### TRY IT
Images should be left out, and everything else in the listing reproduced exactly.

(WORKING DATA)

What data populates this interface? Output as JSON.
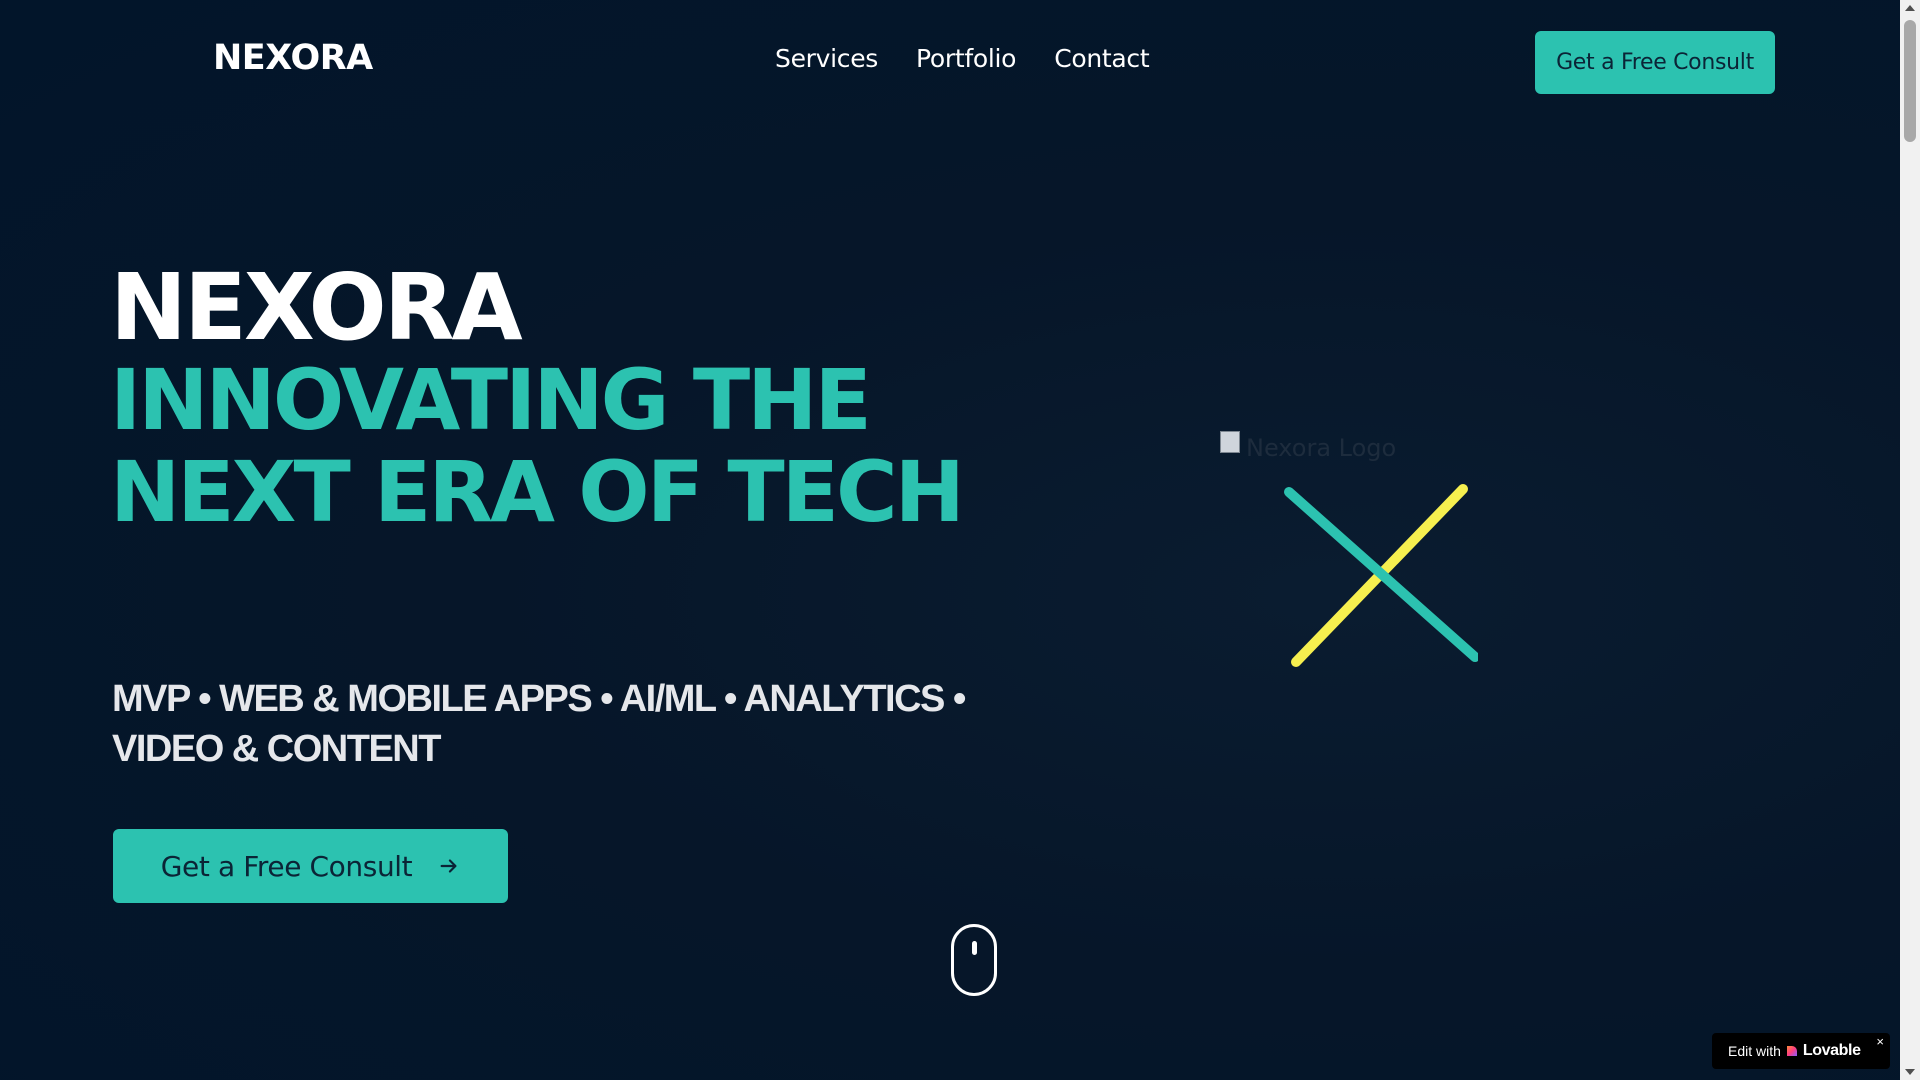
{
  "header": {
    "brand": "NEXORA",
    "nav": [
      "Services",
      "Portfolio",
      "Contact"
    ],
    "cta_label": "Get a Free Consult"
  },
  "hero": {
    "title_line_1": "NEXORA",
    "title_line_2": "INNOVATING THE NEXT ERA OF TECH",
    "subtitle": "MVP • WEB & MOBILE APPS • AI/ML • ANALYTICS • VIDEO & CONTENT",
    "cta_label": "Get a Free Consult",
    "cta_icon": "arrow-right-icon"
  },
  "logo": {
    "alt_text": "Nexora Logo",
    "colors": {
      "teal": "#2cc2b0",
      "yellow": "#f6ef4f"
    }
  },
  "scroll_indicator": {
    "icon": "mouse-scroll-icon"
  },
  "badge": {
    "prefix": "Edit with",
    "brand": "Lovable",
    "close": "×"
  },
  "colors": {
    "background": "#03162a",
    "accent": "#2cc2b0",
    "text": "#ffffff",
    "button_text": "#0b2436"
  }
}
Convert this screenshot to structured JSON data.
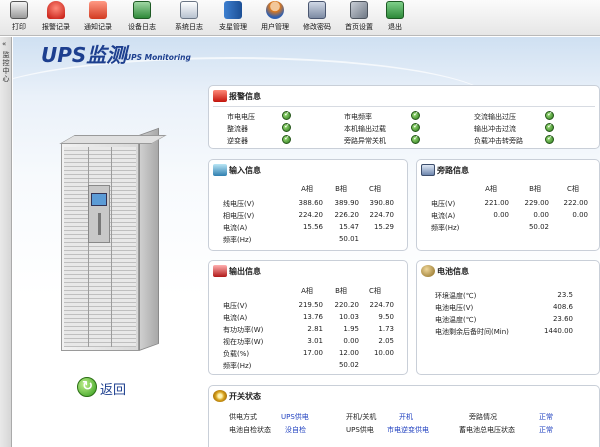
{
  "toolbar": {
    "items": [
      {
        "label": "打印",
        "icon": "printer-icon"
      },
      {
        "label": "报警记录",
        "icon": "alarm-icon"
      },
      {
        "label": "通知记录",
        "icon": "notice-icon"
      },
      {
        "label": "设备日志",
        "icon": "device-log-icon"
      },
      {
        "label": "系统日志",
        "icon": "system-log-icon"
      },
      {
        "label": "支星管理",
        "icon": "book-icon"
      },
      {
        "label": "用户管理",
        "icon": "user-icon"
      },
      {
        "label": "修改密码",
        "icon": "key-icon"
      },
      {
        "label": "首页设置",
        "icon": "tools-icon"
      },
      {
        "label": "退出",
        "icon": "exit-icon"
      }
    ]
  },
  "sidebar": {
    "label": "监控中心",
    "arrow": "«"
  },
  "page": {
    "title": "UPS监测",
    "subtitle": "UPS Monitoring",
    "back_label": "返回"
  },
  "alarm": {
    "title": "报警信息",
    "items": [
      {
        "label": "市电电压",
        "status": "ok"
      },
      {
        "label": "市电频率",
        "status": "ok"
      },
      {
        "label": "交流输出过压",
        "status": "ok"
      },
      {
        "label": "整流器",
        "status": "ok"
      },
      {
        "label": "本机输出过载",
        "status": "ok"
      },
      {
        "label": "输出冲击过流",
        "status": "ok"
      },
      {
        "label": "逆变器",
        "status": "ok"
      },
      {
        "label": "旁路异常关机",
        "status": "ok"
      },
      {
        "label": "负载冲击转旁路",
        "status": "ok"
      }
    ]
  },
  "input": {
    "title": "输入信息",
    "headers": [
      "A相",
      "B相",
      "C相"
    ],
    "rows": [
      {
        "label": "线电压(V)",
        "a": "388.60",
        "b": "389.90",
        "c": "390.80"
      },
      {
        "label": "相电压(V)",
        "a": "224.20",
        "b": "226.20",
        "c": "224.70"
      },
      {
        "label": "电流(A)",
        "a": "15.56",
        "b": "15.47",
        "c": "15.29"
      }
    ],
    "freq_label": "频率(Hz)",
    "freq_value": "50.01"
  },
  "bypass": {
    "title": "旁路信息",
    "headers": [
      "A相",
      "B相",
      "C相"
    ],
    "rows": [
      {
        "label": "电压(V)",
        "a": "221.00",
        "b": "229.00",
        "c": "222.00"
      },
      {
        "label": "电流(A)",
        "a": "0.00",
        "b": "0.00",
        "c": "0.00"
      }
    ],
    "freq_label": "频率(Hz)",
    "freq_value": "50.02"
  },
  "output": {
    "title": "输出信息",
    "headers": [
      "A相",
      "B相",
      "C相"
    ],
    "rows": [
      {
        "label": "电压(V)",
        "a": "219.50",
        "b": "220.20",
        "c": "224.70"
      },
      {
        "label": "电流(A)",
        "a": "13.76",
        "b": "10.03",
        "c": "9.50"
      },
      {
        "label": "有功功率(W)",
        "a": "2.81",
        "b": "1.95",
        "c": "1.73"
      },
      {
        "label": "视在功率(W)",
        "a": "3.01",
        "b": "0.00",
        "c": "2.05"
      },
      {
        "label": "负载(%)",
        "a": "17.00",
        "b": "12.00",
        "c": "10.00"
      }
    ],
    "freq_label": "频率(Hz)",
    "freq_value": "50.02"
  },
  "battery": {
    "title": "电池信息",
    "rows": [
      {
        "label": "环境温度(℃)",
        "value": "23.5"
      },
      {
        "label": "电池电压(V)",
        "value": "408.6"
      },
      {
        "label": "电池温度(℃)",
        "value": "23.60"
      },
      {
        "label": "电池剩余后备时间(Min)",
        "value": "1440.00"
      }
    ]
  },
  "switch": {
    "title": "开关状态",
    "rows": [
      [
        {
          "label": "供电方式",
          "value": "UPS供电"
        },
        {
          "label": "开机/关机",
          "value": "开机"
        },
        {
          "label": "旁路情况",
          "value": "正常"
        }
      ],
      [
        {
          "label": "电池自检状态",
          "value": "没自检"
        },
        {
          "label": "UPS供电",
          "value": "市电逆变供电"
        },
        {
          "label": "蓄电池总电压状态",
          "value": "正常"
        }
      ]
    ]
  },
  "colors": {
    "accent": "#1d3f8f",
    "value_blue": "#1e3fbf",
    "ok_green": "#2c7a1c"
  }
}
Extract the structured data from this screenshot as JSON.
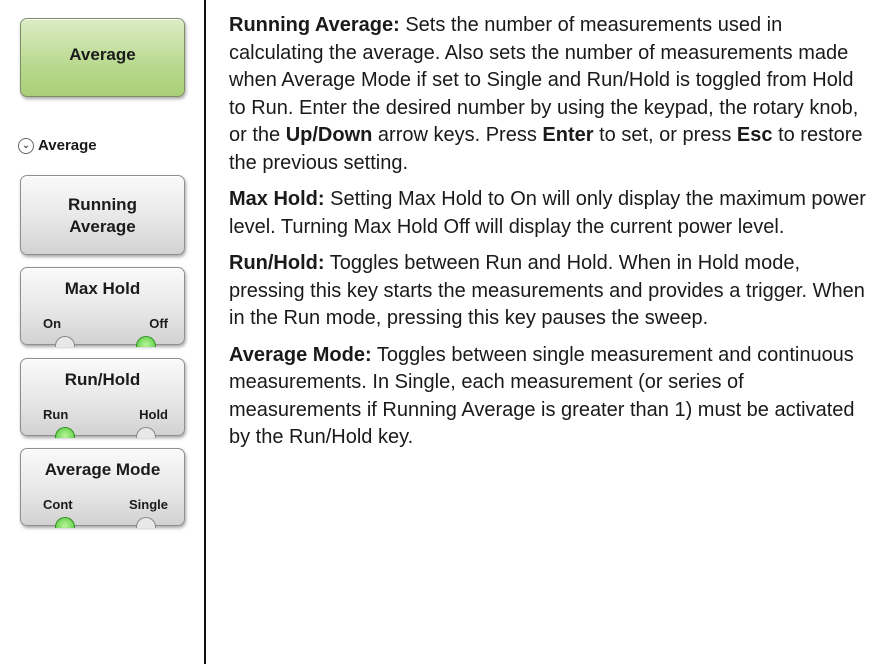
{
  "left_panel": {
    "main_button_label": "Average",
    "menu_title": "Average",
    "running_average": {
      "label_line1": "Running",
      "label_line2": "Average"
    },
    "max_hold": {
      "label": "Max Hold",
      "option_left": "On",
      "option_right": "Off",
      "active": "Off"
    },
    "run_hold": {
      "label": "Run/Hold",
      "option_left": "Run",
      "option_right": "Hold",
      "active": "Run"
    },
    "average_mode": {
      "label": "Average Mode",
      "option_left": "Cont",
      "option_right": "Single",
      "active": "Cont"
    }
  },
  "descriptions": {
    "running_average": {
      "heading": "Running Average:",
      "text_1": " Sets the number of measurements used in calculating the average. Also sets the number of measurements made when Average Mode if set to Single and Run/Hold is toggled from Hold to Run. Enter the desired number by using the keypad, the rotary knob, or the ",
      "key_updown": "Up/Down",
      "text_2": " arrow keys. Press ",
      "key_enter": "Enter",
      "text_3": " to set, or press ",
      "key_esc": "Esc",
      "text_4": " to restore the previous setting."
    },
    "max_hold": {
      "heading": "Max Hold:",
      "text": " Setting Max Hold to On will only display the maximum power level. Turning Max Hold Off will display the current power level."
    },
    "run_hold": {
      "heading": "Run/Hold:",
      "text": " Toggles between Run and Hold. When in Hold mode, pressing this key starts the measurements and provides a trigger. When in the Run mode, pressing this key pauses the sweep."
    },
    "average_mode": {
      "heading": "Average Mode:",
      "text": " Toggles between single measurement and continuous measurements. In Single, each measurement (or series of measurements if Running Average is greater than 1) must be activated by the Run/Hold key."
    }
  },
  "colors": {
    "active_led": "#53c93a",
    "main_button": "#b9d98f"
  }
}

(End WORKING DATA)

### OUTPUT FOR THIS EXERCISE
What data populates this interface? Output as JSON.
{
  "header": {
    "brand": "NEXORA",
    "nav": [
      "Services",
      "Portfolio",
      "Contact"
    ],
    "cta_label": "Get a Free Consult"
  },
  "hero": {
    "title_line_1": "NEXORA",
    "title_line_2": "INNOVATING THE NEXT ERA OF TECH",
    "subtitle": "MVP • WEB & MOBILE APPS • AI/ML • ANALYTICS • VIDEO & CONTENT",
    "cta_label": "Get a Free Consult",
    "cta_icon": "arrow-right-icon"
  },
  "logo": {
    "alt_text": "Nexora Logo",
    "colors": {
      "teal": "#2cc2b0",
      "yellow": "#f6ef4f"
    }
  },
  "scroll_indicator": {
    "icon": "mouse-scroll-icon"
  },
  "badge": {
    "prefix": "Edit with",
    "brand": "Lovable",
    "close": "×"
  },
  "colors": {
    "background": "#03162a",
    "accent": "#2cc2b0",
    "text": "#ffffff",
    "button_text": "#0b2436"
  }
}
Convert this screenshot to structured JSON data.
{
  "toolbar": {
    "items": [
      {
        "label": "打印",
        "icon": "printer-icon"
      },
      {
        "label": "报警记录",
        "icon": "alarm-icon"
      },
      {
        "label": "通知记录",
        "icon": "notice-icon"
      },
      {
        "label": "设备日志",
        "icon": "device-log-icon"
      },
      {
        "label": "系统日志",
        "icon": "system-log-icon"
      },
      {
        "label": "支星管理",
        "icon": "book-icon"
      },
      {
        "label": "用户管理",
        "icon": "user-icon"
      },
      {
        "label": "修改密码",
        "icon": "key-icon"
      },
      {
        "label": "首页设置",
        "icon": "tools-icon"
      },
      {
        "label": "退出",
        "icon": "exit-icon"
      }
    ]
  },
  "sidebar": {
    "label": "监控中心",
    "arrow": "«"
  },
  "page": {
    "title": "UPS监测",
    "subtitle": "UPS Monitoring",
    "back_label": "返回"
  },
  "alarm": {
    "title": "报警信息",
    "items": [
      {
        "label": "市电电压",
        "status": "ok"
      },
      {
        "label": "市电频率",
        "status": "ok"
      },
      {
        "label": "交流输出过压",
        "status": "ok"
      },
      {
        "label": "整流器",
        "status": "ok"
      },
      {
        "label": "本机输出过载",
        "status": "ok"
      },
      {
        "label": "输出冲击过流",
        "status": "ok"
      },
      {
        "label": "逆变器",
        "status": "ok"
      },
      {
        "label": "旁路异常关机",
        "status": "ok"
      },
      {
        "label": "负载冲击转旁路",
        "status": "ok"
      }
    ]
  },
  "input": {
    "title": "输入信息",
    "headers": [
      "A相",
      "B相",
      "C相"
    ],
    "rows": [
      {
        "label": "线电压(V)",
        "a": "388.60",
        "b": "389.90",
        "c": "390.80"
      },
      {
        "label": "相电压(V)",
        "a": "224.20",
        "b": "226.20",
        "c": "224.70"
      },
      {
        "label": "电流(A)",
        "a": "15.56",
        "b": "15.47",
        "c": "15.29"
      }
    ],
    "freq_label": "频率(Hz)",
    "freq_value": "50.01"
  },
  "bypass": {
    "title": "旁路信息",
    "headers": [
      "A相",
      "B相",
      "C相"
    ],
    "rows": [
      {
        "label": "电压(V)",
        "a": "221.00",
        "b": "229.00",
        "c": "222.00"
      },
      {
        "label": "电流(A)",
        "a": "0.00",
        "b": "0.00",
        "c": "0.00"
      }
    ],
    "freq_label": "频率(Hz)",
    "freq_value": "50.02"
  },
  "output": {
    "title": "输出信息",
    "headers": [
      "A相",
      "B相",
      "C相"
    ],
    "rows": [
      {
        "label": "电压(V)",
        "a": "219.50",
        "b": "220.20",
        "c": "224.70"
      },
      {
        "label": "电流(A)",
        "a": "13.76",
        "b": "10.03",
        "c": "9.50"
      },
      {
        "label": "有功功率(W)",
        "a": "2.81",
        "b": "1.95",
        "c": "1.73"
      },
      {
        "label": "视在功率(W)",
        "a": "3.01",
        "b": "0.00",
        "c": "2.05"
      },
      {
        "label": "负载(%)",
        "a": "17.00",
        "b": "12.00",
        "c": "10.00"
      }
    ],
    "freq_label": "频率(Hz)",
    "freq_value": "50.02"
  },
  "battery": {
    "title": "电池信息",
    "rows": [
      {
        "label": "环境温度(℃)",
        "value": "23.5"
      },
      {
        "label": "电池电压(V)",
        "value": "408.6"
      },
      {
        "label": "电池温度(℃)",
        "value": "23.60"
      },
      {
        "label": "电池剩余后备时间(Min)",
        "value": "1440.00"
      }
    ]
  },
  "switch": {
    "title": "开关状态",
    "rows": [
      [
        {
          "label": "供电方式",
          "value": "UPS供电"
        },
        {
          "label": "开机/关机",
          "value": "开机"
        },
        {
          "label": "旁路情况",
          "value": "正常"
        }
      ],
      [
        {
          "label": "电池自检状态",
          "value": "没自检"
        },
        {
          "label": "UPS供电",
          "value": "市电逆变供电"
        },
        {
          "label": "蓄电池总电压状态",
          "value": "正常"
        }
      ]
    ]
  },
  "colors": {
    "accent": "#1d3f8f",
    "value_blue": "#1e3fbf",
    "ok_green": "#2c7a1c"
  }
}
Extract the structured data from this screenshot as JSON.
{
  "left_panel": {
    "main_button_label": "Average",
    "menu_title": "Average",
    "running_average": {
      "label_line1": "Running",
      "label_line2": "Average"
    },
    "max_hold": {
      "label": "Max Hold",
      "option_left": "On",
      "option_right": "Off",
      "active": "Off"
    },
    "run_hold": {
      "label": "Run/Hold",
      "option_left": "Run",
      "option_right": "Hold",
      "active": "Run"
    },
    "average_mode": {
      "label": "Average Mode",
      "option_left": "Cont",
      "option_right": "Single",
      "active": "Cont"
    }
  },
  "descriptions": {
    "running_average": {
      "heading": "Running Average:",
      "text_1": " Sets the number of measurements used in calculating the average. Also sets the number of measurements made when Average Mode if set to Single and Run/Hold is toggled from Hold to Run. Enter the desired number by using the keypad, the rotary knob, or the ",
      "key_updown": "Up/Down",
      "text_2": " arrow keys. Press ",
      "key_enter": "Enter",
      "text_3": " to set, or press ",
      "key_esc": "Esc",
      "text_4": " to restore the previous setting."
    },
    "max_hold": {
      "heading": "Max Hold:",
      "text": " Setting Max Hold to On will only display the maximum power level. Turning Max Hold Off will display the current power level."
    },
    "run_hold": {
      "heading": "Run/Hold:",
      "text": " Toggles between Run and Hold. When in Hold mode, pressing this key starts the measurements and provides a trigger. When in the Run mode, pressing this key pauses the sweep."
    },
    "average_mode": {
      "heading": "Average Mode:",
      "text": " Toggles between single measurement and continuous measurements. In Single, each measurement (or series of measurements if Running Average is greater than 1) must be activated by the Run/Hold key."
    }
  },
  "colors": {
    "active_led": "#53c93a",
    "main_button": "#b9d98f"
  }
}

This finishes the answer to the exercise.